Washington, DC : Congress of the U.S., Congressional Budget Office : For sale by the Supt. of Docs., U.S. G.P.O., 
- "This study was written by Deborah Lucas and David Torregrosa ..."--Pref.
- "December 2010."
- Shipping list no.: 2011-0150-P.
- Includes bibliographical references.
- "Pub. no. 4021"--P.  of cover.
Notary loan signing agent : comprehensive certification course & reference manual
Nancy S. Oram.
[Charleston, SC : Nancy S. Oram], c2010.
Becoming a Notary loan signing agent can change your life by offering you a new lucrative career. As an independent contractor, this home-based business adapts to either full-time or part-time hours. Once you become a Notary in your state, all the information and training you need to become a Notary signing agent is in this very detailed and complete home study course / business guide. Over the last several years I've had the pleasure of coaching many new agents in all the important details required by the loan industry. This course and manual is a direct result of that real-time, one-on-one coaching.

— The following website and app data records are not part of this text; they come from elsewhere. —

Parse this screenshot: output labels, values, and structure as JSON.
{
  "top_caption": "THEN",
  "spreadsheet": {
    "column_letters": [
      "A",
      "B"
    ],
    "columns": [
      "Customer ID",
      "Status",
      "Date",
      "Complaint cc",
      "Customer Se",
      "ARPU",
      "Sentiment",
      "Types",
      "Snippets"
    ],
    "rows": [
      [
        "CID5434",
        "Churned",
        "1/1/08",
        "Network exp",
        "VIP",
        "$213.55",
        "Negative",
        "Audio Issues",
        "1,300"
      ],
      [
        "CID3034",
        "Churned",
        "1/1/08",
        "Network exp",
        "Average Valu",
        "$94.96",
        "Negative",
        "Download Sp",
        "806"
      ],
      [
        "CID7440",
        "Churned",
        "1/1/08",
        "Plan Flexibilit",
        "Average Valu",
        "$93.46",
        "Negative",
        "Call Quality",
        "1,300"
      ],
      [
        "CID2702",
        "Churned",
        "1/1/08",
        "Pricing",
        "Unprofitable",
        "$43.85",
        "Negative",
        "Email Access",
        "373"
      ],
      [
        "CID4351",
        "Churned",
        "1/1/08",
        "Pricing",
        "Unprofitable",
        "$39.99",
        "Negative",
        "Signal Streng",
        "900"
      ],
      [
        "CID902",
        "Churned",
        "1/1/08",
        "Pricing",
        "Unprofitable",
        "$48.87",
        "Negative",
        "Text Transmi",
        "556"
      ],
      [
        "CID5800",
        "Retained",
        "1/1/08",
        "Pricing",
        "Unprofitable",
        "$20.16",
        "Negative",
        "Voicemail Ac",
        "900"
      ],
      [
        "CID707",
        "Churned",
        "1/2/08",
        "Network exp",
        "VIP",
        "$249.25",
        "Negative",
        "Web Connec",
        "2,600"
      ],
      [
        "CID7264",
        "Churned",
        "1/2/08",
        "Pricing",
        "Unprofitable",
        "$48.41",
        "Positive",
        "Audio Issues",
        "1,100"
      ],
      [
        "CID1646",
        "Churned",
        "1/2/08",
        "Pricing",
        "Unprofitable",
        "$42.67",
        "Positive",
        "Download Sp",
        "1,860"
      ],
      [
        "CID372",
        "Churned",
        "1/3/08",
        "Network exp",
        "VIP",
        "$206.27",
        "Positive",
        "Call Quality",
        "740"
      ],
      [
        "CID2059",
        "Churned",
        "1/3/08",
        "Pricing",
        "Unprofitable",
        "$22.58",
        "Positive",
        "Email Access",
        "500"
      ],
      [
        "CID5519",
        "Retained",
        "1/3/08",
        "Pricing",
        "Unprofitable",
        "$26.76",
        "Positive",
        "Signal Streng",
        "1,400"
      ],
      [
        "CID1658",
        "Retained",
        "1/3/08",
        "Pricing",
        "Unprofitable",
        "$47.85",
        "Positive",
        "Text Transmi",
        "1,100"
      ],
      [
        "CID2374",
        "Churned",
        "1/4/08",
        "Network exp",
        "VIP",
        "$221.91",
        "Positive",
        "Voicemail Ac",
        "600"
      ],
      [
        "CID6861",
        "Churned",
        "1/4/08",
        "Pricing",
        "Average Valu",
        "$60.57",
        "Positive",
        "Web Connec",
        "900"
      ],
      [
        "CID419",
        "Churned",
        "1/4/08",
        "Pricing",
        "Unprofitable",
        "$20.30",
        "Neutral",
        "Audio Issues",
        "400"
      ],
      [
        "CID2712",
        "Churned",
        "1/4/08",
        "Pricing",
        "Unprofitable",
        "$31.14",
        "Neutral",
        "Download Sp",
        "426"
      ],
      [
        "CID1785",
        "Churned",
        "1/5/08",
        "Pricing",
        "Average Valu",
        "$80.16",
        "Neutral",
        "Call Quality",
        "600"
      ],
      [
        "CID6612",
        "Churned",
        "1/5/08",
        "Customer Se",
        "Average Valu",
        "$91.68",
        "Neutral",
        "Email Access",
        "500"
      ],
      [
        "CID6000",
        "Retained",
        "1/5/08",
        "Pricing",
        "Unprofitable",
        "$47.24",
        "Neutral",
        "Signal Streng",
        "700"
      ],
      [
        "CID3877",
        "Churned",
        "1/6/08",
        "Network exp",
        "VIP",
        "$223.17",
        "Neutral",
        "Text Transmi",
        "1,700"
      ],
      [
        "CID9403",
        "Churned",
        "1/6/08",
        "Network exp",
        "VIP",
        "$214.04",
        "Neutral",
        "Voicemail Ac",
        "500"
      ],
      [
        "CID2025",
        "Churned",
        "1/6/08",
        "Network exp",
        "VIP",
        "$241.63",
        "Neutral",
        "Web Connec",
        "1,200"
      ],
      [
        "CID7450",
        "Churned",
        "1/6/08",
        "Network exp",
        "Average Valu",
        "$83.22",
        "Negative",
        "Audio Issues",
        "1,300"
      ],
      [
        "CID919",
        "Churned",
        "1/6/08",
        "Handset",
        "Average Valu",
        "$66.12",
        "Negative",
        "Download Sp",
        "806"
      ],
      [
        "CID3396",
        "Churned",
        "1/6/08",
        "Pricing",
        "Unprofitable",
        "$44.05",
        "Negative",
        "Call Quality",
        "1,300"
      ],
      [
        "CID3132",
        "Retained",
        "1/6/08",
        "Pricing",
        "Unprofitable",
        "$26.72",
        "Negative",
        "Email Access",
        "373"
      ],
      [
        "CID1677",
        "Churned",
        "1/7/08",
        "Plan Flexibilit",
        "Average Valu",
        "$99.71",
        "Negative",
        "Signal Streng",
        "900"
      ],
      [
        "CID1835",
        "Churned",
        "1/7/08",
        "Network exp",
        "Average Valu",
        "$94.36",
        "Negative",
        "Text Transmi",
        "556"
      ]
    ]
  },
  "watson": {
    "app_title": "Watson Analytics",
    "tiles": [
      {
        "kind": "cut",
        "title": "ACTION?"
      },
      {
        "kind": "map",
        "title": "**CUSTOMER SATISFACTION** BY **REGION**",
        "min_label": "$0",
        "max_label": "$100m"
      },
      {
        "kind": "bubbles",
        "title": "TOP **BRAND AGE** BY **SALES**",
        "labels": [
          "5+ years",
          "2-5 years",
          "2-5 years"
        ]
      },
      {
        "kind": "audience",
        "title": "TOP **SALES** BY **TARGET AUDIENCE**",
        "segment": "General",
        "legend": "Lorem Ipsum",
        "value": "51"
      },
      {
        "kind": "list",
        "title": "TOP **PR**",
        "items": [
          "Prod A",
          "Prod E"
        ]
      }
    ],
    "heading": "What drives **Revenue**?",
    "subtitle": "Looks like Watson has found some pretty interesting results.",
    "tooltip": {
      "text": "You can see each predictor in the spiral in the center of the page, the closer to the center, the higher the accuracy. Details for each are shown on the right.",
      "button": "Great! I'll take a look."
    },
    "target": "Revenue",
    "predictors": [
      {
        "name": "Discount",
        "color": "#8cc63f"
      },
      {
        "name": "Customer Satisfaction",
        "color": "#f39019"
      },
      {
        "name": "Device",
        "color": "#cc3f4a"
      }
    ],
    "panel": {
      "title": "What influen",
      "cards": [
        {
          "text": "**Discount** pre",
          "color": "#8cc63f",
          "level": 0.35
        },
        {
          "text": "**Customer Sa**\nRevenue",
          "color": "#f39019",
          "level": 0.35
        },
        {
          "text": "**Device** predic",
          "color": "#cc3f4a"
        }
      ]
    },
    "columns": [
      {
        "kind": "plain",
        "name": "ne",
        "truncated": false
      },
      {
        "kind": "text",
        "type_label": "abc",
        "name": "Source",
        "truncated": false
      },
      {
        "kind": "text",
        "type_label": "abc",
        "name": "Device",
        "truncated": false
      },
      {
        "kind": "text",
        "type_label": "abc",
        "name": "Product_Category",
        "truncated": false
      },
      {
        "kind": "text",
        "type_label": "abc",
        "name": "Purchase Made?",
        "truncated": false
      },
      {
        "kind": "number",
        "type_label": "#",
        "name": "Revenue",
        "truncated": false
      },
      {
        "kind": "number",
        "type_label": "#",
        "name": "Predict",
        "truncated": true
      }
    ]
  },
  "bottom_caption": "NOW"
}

And once you've completed the course, it becomes a field manual to refer to as often as you need to. I feel very passionate about upholding the integrity of our dual role--that of commissioned Notary Public and loan signing agent. I hope this training starts you off on a lucrative and fulfilling new career. The industry needs well-trained agents. That's you!
Thinking of buying a new condo or house? If so, it is likely you will be choosing a mortgage to finance your purchase.
Types of mortgages
Balloon Payment Mortgage - The final payment is much larger than prior payments.
Biweekly Payment Mortgage - Half monthly payment is made every two weeks, reducing the principal and length of the term.
Flexible Payment Mortgage - A loan that requires the payment to adjust at some time during the term to amortize the loan.
Reverse Mortgage - A mortgage loan whereby the borrower receives money, but is not obligated to repay it until no longer residing at the mortgaged property.
Two-step Mortgage - A program that calls for a one-time adjustment in the interest rate of the mortgage loan after five or seven years.
Before considering a new purchase, it is a good idea to have your outstanding debts paid off. Check your own credit history as it will be checked by the mortgage broker before finalizing the mortgage.
Pre-qualifying for a loan gives you an idea of how much you are able to afford. Get an understanding of the different types of loans available and the components to a mortgage.
Your mortgage broker needs to provide you with a "Good Faith Estimate of Settlement Costs," in writing, within three days of giving you a verbal mortgage quotation. The lender will provide you with figures based upon the information as known today.
Information provided within the mortgage quotation includes: Principal and interest payments (P&I), home owner's insurance (HOI), property taxes, and home owner’s association fees (if any). These are not necessarily the final costs that you will have to pay at closing, but a close approximation so that you can be financially ready to afford your new home.
Before finalizing a mortgage, remember to find out about the lender's foreclosure policy. You will have no bargaining power if you do not.
It is up to you, not the lender, or mortgage broker, to decide how much you can afford to pay. Budget wisely, and you should be able to meet all your future mortgage payments.
Article by: St. Louis Public Library staff